Items from an interface collection:
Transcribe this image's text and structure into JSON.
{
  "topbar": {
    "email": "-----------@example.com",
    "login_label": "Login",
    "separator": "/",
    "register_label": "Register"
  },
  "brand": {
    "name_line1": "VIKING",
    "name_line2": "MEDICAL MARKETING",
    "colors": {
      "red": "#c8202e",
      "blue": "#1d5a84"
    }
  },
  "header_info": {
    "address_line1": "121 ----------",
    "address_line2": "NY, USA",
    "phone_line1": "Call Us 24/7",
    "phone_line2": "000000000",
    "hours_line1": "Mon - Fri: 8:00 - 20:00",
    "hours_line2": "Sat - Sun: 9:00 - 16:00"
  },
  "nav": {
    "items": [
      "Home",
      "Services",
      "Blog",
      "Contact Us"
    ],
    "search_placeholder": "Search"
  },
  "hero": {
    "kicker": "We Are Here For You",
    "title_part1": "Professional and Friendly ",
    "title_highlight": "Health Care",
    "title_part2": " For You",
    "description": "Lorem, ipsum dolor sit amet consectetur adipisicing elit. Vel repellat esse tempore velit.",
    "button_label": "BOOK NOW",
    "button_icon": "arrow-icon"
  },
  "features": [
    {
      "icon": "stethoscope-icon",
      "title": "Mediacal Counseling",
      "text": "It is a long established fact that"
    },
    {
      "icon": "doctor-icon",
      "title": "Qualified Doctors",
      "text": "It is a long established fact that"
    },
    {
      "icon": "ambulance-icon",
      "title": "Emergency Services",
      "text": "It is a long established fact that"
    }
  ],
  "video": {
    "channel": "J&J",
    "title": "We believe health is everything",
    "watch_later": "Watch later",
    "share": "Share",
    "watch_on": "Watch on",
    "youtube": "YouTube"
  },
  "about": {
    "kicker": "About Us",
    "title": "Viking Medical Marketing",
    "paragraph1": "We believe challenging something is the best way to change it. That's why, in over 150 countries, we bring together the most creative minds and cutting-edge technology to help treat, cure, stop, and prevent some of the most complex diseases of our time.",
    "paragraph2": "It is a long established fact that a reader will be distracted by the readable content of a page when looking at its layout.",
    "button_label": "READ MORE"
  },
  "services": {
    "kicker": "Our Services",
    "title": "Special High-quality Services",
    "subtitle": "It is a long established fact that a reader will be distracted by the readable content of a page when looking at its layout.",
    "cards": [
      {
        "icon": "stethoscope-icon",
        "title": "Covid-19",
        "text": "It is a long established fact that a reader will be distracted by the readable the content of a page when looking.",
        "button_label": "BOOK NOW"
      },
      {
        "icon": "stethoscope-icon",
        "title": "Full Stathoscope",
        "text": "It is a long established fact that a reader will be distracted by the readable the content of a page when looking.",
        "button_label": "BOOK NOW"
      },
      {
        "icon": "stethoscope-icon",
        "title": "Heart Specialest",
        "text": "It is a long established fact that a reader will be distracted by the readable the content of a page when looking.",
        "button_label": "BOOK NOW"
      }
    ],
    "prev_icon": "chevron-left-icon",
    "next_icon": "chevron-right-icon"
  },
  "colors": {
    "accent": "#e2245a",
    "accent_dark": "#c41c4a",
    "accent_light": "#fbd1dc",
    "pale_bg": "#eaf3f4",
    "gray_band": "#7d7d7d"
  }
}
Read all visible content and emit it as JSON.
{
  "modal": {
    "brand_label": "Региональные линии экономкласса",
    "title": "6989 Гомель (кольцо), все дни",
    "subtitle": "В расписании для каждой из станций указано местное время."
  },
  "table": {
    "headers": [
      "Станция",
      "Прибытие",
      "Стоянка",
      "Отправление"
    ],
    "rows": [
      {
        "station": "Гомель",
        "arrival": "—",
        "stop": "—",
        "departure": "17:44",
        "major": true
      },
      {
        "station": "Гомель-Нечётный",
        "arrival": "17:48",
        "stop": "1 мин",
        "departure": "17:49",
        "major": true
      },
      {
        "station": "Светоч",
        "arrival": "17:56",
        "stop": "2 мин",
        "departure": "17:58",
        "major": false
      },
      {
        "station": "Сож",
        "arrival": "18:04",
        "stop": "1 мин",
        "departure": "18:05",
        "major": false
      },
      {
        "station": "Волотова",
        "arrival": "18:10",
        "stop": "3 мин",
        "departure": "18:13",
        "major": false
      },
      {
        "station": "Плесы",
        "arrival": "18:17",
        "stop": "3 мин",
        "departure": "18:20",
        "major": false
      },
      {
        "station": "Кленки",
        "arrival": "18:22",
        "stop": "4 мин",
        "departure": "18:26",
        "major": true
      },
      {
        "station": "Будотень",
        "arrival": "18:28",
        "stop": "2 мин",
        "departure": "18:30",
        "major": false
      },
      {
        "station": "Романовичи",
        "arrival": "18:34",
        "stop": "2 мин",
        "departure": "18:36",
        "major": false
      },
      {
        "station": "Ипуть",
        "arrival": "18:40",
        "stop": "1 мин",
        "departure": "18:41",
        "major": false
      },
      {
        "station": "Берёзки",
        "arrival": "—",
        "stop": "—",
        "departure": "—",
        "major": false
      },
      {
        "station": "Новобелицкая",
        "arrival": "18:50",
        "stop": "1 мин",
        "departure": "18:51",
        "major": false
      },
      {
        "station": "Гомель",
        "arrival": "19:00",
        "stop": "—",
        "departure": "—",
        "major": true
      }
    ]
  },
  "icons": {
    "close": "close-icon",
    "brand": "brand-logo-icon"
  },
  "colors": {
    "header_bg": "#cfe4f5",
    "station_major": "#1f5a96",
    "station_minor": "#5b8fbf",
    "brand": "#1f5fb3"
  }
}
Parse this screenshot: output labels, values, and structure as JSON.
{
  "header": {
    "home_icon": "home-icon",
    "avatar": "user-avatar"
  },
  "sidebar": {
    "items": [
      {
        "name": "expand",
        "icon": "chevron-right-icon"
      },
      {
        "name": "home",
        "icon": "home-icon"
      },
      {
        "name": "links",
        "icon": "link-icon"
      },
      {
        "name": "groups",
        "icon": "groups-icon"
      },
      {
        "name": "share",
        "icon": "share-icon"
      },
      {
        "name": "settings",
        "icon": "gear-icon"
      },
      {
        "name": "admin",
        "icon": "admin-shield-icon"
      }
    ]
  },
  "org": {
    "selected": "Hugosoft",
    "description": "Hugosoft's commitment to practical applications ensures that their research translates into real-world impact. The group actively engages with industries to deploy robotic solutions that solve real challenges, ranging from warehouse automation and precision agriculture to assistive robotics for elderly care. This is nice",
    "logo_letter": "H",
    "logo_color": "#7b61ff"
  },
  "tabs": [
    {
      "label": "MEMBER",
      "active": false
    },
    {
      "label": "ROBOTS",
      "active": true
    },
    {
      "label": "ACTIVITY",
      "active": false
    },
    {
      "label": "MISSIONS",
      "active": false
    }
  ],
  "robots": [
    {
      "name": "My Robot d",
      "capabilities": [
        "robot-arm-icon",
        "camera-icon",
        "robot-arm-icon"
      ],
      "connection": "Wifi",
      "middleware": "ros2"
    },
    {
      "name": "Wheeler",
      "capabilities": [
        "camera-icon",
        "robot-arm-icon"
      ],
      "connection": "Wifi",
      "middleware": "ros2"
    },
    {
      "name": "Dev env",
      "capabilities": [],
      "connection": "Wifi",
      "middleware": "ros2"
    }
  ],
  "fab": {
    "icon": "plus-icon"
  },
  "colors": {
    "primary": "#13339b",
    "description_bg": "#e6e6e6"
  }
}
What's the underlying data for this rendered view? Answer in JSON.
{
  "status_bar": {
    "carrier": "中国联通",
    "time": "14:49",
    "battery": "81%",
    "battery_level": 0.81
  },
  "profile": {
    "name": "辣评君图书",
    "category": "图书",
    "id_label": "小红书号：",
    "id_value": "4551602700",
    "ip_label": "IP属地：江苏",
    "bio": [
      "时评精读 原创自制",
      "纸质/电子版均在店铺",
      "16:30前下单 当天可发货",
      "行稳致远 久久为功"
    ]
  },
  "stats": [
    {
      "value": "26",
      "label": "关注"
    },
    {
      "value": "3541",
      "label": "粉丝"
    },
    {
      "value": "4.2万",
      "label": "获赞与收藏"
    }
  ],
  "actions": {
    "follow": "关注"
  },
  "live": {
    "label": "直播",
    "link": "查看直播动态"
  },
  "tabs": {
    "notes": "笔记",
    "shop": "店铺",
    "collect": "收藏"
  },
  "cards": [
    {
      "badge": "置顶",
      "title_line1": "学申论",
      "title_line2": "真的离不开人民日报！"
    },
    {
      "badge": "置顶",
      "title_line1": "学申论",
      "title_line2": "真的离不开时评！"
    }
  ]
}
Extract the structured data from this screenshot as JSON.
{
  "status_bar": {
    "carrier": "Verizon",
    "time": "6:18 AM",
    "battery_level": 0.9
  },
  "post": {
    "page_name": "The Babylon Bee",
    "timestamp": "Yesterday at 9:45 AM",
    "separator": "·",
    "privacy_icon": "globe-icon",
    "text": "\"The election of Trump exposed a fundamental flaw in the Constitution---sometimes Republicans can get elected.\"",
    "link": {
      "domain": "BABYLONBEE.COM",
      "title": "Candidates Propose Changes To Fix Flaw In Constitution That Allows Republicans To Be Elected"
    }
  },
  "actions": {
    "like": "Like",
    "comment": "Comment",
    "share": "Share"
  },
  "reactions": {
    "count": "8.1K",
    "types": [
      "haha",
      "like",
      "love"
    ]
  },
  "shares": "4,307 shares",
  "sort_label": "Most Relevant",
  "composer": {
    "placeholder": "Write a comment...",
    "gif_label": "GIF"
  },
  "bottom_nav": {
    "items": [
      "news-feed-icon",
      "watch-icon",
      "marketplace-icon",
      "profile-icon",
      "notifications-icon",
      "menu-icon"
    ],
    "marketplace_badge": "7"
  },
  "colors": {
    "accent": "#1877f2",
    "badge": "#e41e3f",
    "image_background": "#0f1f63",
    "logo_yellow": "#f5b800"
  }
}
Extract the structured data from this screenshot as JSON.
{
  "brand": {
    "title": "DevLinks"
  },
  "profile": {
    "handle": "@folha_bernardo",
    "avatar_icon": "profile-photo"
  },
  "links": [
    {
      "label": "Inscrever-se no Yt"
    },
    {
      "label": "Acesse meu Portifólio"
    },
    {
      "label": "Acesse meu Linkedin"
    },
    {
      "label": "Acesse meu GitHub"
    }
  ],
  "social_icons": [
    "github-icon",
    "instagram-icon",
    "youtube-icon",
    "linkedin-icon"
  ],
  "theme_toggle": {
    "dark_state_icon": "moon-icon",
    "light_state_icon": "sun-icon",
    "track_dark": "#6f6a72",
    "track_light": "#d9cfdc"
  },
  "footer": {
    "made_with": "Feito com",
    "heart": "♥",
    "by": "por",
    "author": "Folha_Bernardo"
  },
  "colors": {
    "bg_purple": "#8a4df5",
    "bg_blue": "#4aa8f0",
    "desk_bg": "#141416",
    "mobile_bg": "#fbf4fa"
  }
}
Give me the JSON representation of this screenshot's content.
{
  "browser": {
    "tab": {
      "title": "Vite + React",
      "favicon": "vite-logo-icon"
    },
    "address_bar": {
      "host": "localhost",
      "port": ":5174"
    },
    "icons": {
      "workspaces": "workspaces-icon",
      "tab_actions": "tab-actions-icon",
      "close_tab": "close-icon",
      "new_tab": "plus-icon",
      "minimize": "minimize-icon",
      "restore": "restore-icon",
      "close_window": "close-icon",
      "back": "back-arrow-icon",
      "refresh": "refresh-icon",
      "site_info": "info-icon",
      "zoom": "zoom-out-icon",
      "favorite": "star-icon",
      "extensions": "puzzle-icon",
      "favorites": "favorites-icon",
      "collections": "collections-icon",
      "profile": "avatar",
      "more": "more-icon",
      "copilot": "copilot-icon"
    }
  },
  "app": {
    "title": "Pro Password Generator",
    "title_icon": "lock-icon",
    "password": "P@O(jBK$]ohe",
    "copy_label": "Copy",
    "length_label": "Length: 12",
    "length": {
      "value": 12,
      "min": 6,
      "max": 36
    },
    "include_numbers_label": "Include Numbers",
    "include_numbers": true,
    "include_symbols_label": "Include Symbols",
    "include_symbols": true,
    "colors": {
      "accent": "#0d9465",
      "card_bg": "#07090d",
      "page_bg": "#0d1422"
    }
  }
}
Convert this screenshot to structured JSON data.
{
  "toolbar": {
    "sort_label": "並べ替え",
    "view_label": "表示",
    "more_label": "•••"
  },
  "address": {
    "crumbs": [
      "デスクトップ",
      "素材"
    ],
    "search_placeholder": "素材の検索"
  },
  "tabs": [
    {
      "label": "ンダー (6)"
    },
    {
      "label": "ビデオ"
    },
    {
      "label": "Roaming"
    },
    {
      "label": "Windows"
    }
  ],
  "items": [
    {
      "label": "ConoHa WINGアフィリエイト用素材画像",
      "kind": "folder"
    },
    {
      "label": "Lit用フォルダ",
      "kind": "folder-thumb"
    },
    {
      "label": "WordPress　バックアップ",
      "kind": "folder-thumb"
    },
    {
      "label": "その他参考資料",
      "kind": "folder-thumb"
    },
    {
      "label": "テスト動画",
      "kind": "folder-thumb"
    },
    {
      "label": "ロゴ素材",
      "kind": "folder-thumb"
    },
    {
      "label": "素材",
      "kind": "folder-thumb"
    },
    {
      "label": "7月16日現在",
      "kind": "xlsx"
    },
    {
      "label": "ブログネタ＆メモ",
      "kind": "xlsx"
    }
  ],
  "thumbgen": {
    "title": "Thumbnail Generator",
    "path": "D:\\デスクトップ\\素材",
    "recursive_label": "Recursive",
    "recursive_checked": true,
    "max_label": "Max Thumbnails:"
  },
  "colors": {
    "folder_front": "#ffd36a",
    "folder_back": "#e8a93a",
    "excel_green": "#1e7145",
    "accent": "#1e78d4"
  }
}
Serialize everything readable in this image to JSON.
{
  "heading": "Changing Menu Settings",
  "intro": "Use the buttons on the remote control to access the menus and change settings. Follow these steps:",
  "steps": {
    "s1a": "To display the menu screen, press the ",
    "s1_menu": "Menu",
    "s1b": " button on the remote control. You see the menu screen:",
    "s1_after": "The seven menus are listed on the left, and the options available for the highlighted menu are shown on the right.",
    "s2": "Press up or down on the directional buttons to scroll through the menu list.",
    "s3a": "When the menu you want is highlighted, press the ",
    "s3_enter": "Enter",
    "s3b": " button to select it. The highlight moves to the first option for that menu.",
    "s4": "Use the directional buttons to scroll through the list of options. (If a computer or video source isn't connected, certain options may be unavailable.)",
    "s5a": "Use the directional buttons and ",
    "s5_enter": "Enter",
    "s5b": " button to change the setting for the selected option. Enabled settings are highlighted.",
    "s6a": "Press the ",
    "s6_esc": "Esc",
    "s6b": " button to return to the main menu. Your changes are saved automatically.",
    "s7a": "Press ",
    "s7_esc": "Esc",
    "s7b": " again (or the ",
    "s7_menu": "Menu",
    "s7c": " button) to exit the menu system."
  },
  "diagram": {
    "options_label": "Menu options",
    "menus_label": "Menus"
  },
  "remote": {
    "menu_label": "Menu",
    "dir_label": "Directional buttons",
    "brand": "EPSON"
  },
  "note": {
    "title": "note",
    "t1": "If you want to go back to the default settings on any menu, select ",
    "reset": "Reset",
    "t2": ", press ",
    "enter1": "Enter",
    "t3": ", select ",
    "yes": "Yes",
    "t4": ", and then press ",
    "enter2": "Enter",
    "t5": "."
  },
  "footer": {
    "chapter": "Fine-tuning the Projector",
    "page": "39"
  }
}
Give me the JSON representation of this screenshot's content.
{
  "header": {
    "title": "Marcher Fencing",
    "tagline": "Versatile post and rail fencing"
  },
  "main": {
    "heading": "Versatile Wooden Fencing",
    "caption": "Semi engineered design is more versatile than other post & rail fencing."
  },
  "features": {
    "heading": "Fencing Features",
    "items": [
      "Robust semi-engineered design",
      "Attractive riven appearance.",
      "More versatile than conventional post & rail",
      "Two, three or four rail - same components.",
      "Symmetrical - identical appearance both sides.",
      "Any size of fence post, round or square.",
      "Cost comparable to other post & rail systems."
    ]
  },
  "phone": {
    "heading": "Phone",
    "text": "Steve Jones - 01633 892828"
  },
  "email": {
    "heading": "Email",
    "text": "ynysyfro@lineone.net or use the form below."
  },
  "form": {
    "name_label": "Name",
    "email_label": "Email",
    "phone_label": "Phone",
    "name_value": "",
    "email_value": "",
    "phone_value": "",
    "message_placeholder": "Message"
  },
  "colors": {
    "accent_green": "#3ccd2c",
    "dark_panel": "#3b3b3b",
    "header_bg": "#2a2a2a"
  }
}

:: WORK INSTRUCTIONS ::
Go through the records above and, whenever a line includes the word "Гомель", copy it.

:: THE ANSWER ::
    "title": "6989 Гомель (кольцо), все дни",
        "station": "Гомель",
        "station": "Гомель-Нечётный",
        "station": "Гомель",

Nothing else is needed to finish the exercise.